Both CSN and FTQ have said they are looking forward to the promised reforms in employment insurance, and the talks have been prolonged.

“We seem to be pushing for unemployment insurance reform again. As I said several times, the unemployment insurance program has been heavily abused in recent decades and the crisis is keenly exposed.” Pierre Sele, a spokesman for the National Council of Unemployed Men and Women (CNC), added.

The Quebec Employers Council (CPQ) welcomed the budget as part of it and observed some interesting initiatives in terms of innovation and investment.

“We also welcome the long-sought reduction of tax burden on SMEs. CPQ President and CEO Carl Blackburn has experience with other construction sites, especially.
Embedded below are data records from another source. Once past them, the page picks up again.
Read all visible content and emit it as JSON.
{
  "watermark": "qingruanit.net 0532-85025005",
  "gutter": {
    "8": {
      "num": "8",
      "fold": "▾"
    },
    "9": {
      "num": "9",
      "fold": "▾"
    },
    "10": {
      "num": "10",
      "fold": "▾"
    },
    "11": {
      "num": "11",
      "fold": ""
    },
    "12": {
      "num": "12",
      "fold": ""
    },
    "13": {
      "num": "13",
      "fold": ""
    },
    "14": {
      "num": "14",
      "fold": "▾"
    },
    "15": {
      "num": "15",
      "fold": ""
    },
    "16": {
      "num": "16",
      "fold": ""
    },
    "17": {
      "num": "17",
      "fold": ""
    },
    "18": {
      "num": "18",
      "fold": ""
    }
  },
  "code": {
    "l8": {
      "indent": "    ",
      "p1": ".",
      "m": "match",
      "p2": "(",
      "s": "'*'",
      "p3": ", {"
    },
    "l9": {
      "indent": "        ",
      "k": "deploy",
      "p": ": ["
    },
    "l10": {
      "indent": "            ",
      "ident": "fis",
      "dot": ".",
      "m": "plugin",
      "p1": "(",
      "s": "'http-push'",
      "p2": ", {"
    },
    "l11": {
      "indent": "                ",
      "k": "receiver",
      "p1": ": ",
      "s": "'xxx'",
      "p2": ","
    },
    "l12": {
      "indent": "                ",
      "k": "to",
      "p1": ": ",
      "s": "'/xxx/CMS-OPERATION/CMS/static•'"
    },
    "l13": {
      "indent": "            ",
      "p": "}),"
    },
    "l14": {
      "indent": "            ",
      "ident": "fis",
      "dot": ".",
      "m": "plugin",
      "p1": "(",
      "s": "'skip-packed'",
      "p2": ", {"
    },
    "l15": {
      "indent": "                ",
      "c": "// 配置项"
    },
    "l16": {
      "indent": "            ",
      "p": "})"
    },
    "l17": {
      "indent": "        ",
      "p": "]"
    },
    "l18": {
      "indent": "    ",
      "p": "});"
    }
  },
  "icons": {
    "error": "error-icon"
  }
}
The fact remains that incentives for abundant workers and expansion of support programs in specific areas of difficult activities deserve.

The Trade Commission of Metropolitan Montreal welcomed the focus on innovation.
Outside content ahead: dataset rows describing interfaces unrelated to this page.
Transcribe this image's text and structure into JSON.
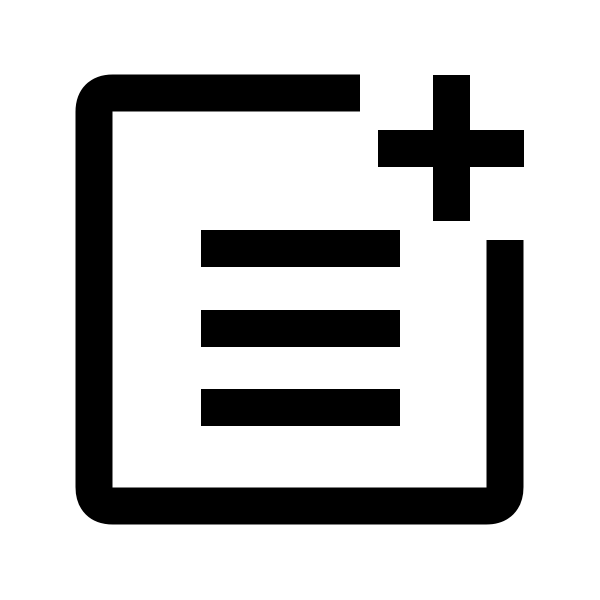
{
  "icon": {
    "name": "add-note-icon",
    "foreground_color": "#000000",
    "background_color": "#ffffff",
    "line_count": 3
  }
}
“We especially welcome the decision to invest $ 750 million over six years to pursue a strategy to develop a global innovation cluster, which will allow companies in the city and elsewhere in Canada to invest. , You can benefit from artificial intelligence expertise. Their productivity. ”

The Canadian Chamber of Commerce states that some measures are professional, such as phasing out access to SMEs’ tax rates and investing in important mineral industries.

Nonetheless, Chamber of Commerce President and CEO Perrin Beatty is concerned about the lack of debt relief for companies that have relied on government support programs and their interest in cybersecurity support measures aimed directly at the private sector. Lamented the lack of.

The Canadian Independent Business Federation (CFIB) wanted steps to help small businesses recover after a pandemic, as the federal budget has announced the end of all COVID-19 relief programs.

“CFIB has fought for years to lower the tax rate on SMEs. (…) For many years, raising this cap (taxable capital) to $ 50 million to drive the growth of more SMEs. We commend Ottawa for adopting the recommendations, “points Vice President Jasmine Genet. Of national affairs.

Although the Union of Agricultural Producers (UPA) is positively welcoming some budgetary measures, the federal and state support given to Quebec farmers is on earth in proportion to the value of agricultural production. Recalled that it is one of the lowest in.

The $ 329.4 million investment in clean technology in agricultural programs and the $ 469.5 million investment in expanding farm solutions for the Climate Program’s Farm Climate Fund are indicators of interest for UPA to focus on. There is one.

The Canadian Dairy Farmers (DFC) welcomed the explanation presented in the budget on the Government Timeline to announce full and fair compensation for the effects of the Canada-US Agreement-Mexico (CUSMA).

However, dairy representatives expressed concern about the lack of indemnity conditions, while production needed predictability.

In addition, the abolition of excise taxes on non-alcoholic beer was emphasized by Beer Canada, which proved to be in harmony with the treatment given to Canadian beer and non-alcoholic spirits.